This blog post is an update on our progress.
After several weeks of training and trialling methods on the Greek island of Samos, RJ and a small team of volunteers began work on Lipsi island. Lipsi is a small island in the northern Dodecanese stretching just 8 km end to end, which plays host to a small and friendly community.
During our time on Lipsi we sampled at 9 sites using multiple methods including: Fyke nets, Minnow nets, Underwater Visual Census (UVC), and monoBRUV (one baited camera). We changed our plans from working with stereoBRUV (two baited cameras) due to calibration concerns with the equipment, which was only exacerbated by the difficult access (access is by foot) to many of the sites that would have made on site calibration impossible. An advantage of this change was that we have since collected twice the amount of footage, totalling 324 hours over the year. Our nets revealed 365 individual finfish, from 21 Families (39 Species) and the UVCs over 16,000 finfish, from 25 Families, (82 Species). The use of multiple methods has allowed us to detail habitat preference for individual species along with size measurements. Furthermore, the use of nets has unveiled the presence of principal Mediterranean species such as the Common Octopus, the European Cuttlefish and the emblematic Mediterranean Slipper Lobster.
In addition to the assemblage study, we have also conducted habitat assessments at each of the sites using a modified method of Seagrass-Watch. This has proved to be challenging, but successful, and has provided us with important background data to contextualise our assemblage study. We recorded measurements for the following parameters: seagrass species, percent cover, canopy height, invasive algae cover and substrate type.

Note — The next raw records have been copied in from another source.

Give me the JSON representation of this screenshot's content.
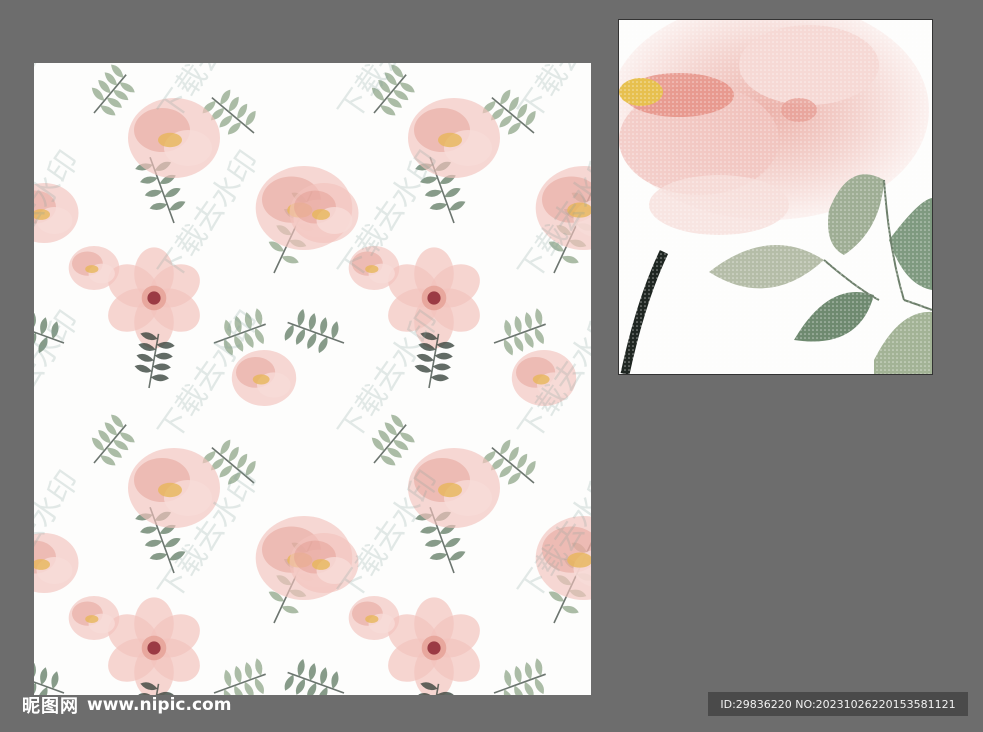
{
  "pattern": {
    "watermark_lettering": "下载去水印",
    "colors": {
      "background": "#fdfdfc",
      "petal": "#f2c3bd",
      "petal_dark": "#e39a8f",
      "center": "#9b3b44",
      "stamen": "#e7b65a",
      "leaf": "#8fa58a",
      "leaf_dark": "#5f7a63",
      "stem": "#2e3a33"
    }
  },
  "footer": {
    "logo_text": "昵图网",
    "site_url": "www.nipic.com",
    "id_text": "ID:29836220 NO:20231026220153581121"
  }
}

Over the same period the team was also able to conduct a variety of social surveys in order to find out seafood consumption habits within the community, and to elicit seafood preferences and availability across the region. We will write another update soon detailing this part of our survey.
For more information on the Seagrass Ecosystems Research Group see here –http://www.seagrass.org.uk
For more information on Project Seagrass see here – http://www.project-seagrass.co.uk
For some footage from our monoBRUV system see here: